Provincial Regulation

The definition of “employment agency” and protections varies slightly in the legislation of different provinces.  This chart (PDF) outlines the legislation defining “employment agency” across the English-speaking provinces in CanadaWorkers seeking employment cannot directly or indirectly be charged a fee from the employer or the employment agency for job matching services..  The Ontario statute permits a job seeker to pay a fee.  In Alberta, workers cannot be charged placement fees. Ontario, uniquely, has separate legislation for “temporary help agencies.”  Alberta employment agencies are licenced along the distinction of being a national or international employment agency.  Other provinces do not recognize this distinction for licencing purposes.

Alberta Regulation of Employment Agencies

The Alberta model has an omnibus consumer protection statute supported by several dedicated regulations to deal specifically with employment agencies: the Fair Trading Act, the Designation of Trades and Businesses Regulation and the Employment Agency Business Licensing Regulation.  Combined, these three instruments establish numerous rules for employment agencies operating in Alberta, which include any business:

  • trying to find people for work;
  • trying to find work for people; or
  • evaluating or testing an individual for skills or knowledge required for work.

Alberta employment agency business licences can be national or international.  The reference point is where the prospective employees are sourced for work that takes place in Alberta.  An agency can hold both licences, which are valid for two years. Job seekers and employers enter into agreements with the employment agency.  An Alberta employment agency must ensure all agreements with employees and employers:

  • are in writing;
  • set out the services to be provided (and any restrictions);
  • provide the agency’s contact information; and
  • indicate the schedule of fees that will not be charged to the worker.

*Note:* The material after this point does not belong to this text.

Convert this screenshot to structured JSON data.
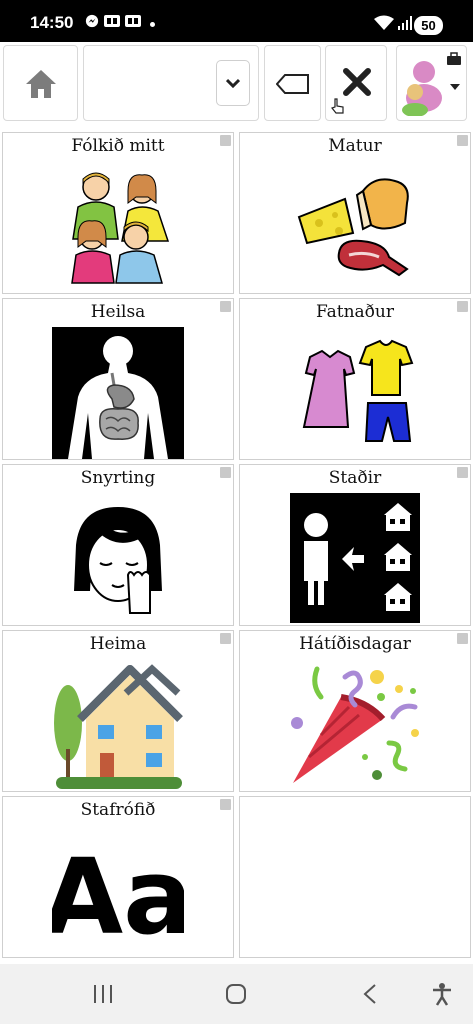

That is to say, the job seeker will be informed through the attached schedule of prohibited fees that he or she will not have to pay fees for seeking employment, seeking information about potential employment opportunities or being evaluated for employer-demanded skills. Employment agencies are also not permitted to fill positions for companies where the current employees are on a legal strike. Workers can be charged fees for non-employment agency business services such as resume-writing or job-skills training services, although these fees must be reasonable and set out in a written agreement.  All of these agreements must be signed and retained. Workers seeking employment cannot directly or indirectly be charged a fee from the employer or the employment agency for job matching services.  The Licensing Regulation also prohibits employment agencies from engaging in unfair practices toward job seekers and employers.  Unfair practices include:

  • threatening or harassing consumers;
  • exerting undue pressure;
  • providing false, misleading or deceptive information about available positions or legal rights;
  • collecting a fee, bond or deposit from the job seeker; and
  • failing to enter into separate agreements regarding specific services.

Employment agencies are also not permitted to fill positions for companies where the current employees are on a legal strike.


Notes: 1. Tomás Martinez, The Human Market Place: An Examination of Private Employment Agencies (Transaction Inc. 1976) at page 13.

Authors:

Peter Bowal
Peter Bowal
Peter Bowal is a Professor of Law at the Haskayne School of Business, University of Calgary in Calgary, Alberta.
 

Kymbat Yermekbayeva
Kymbat Yermekbayeva is an MBA student at the Haskayne School of Business, University of Calgary (2014).
 

Joshua Beckie
Joshua Beckie earned his B.Comm. from the Haskayne School of Business, University of Calgary in 2014.
 


A Publication of CPLEA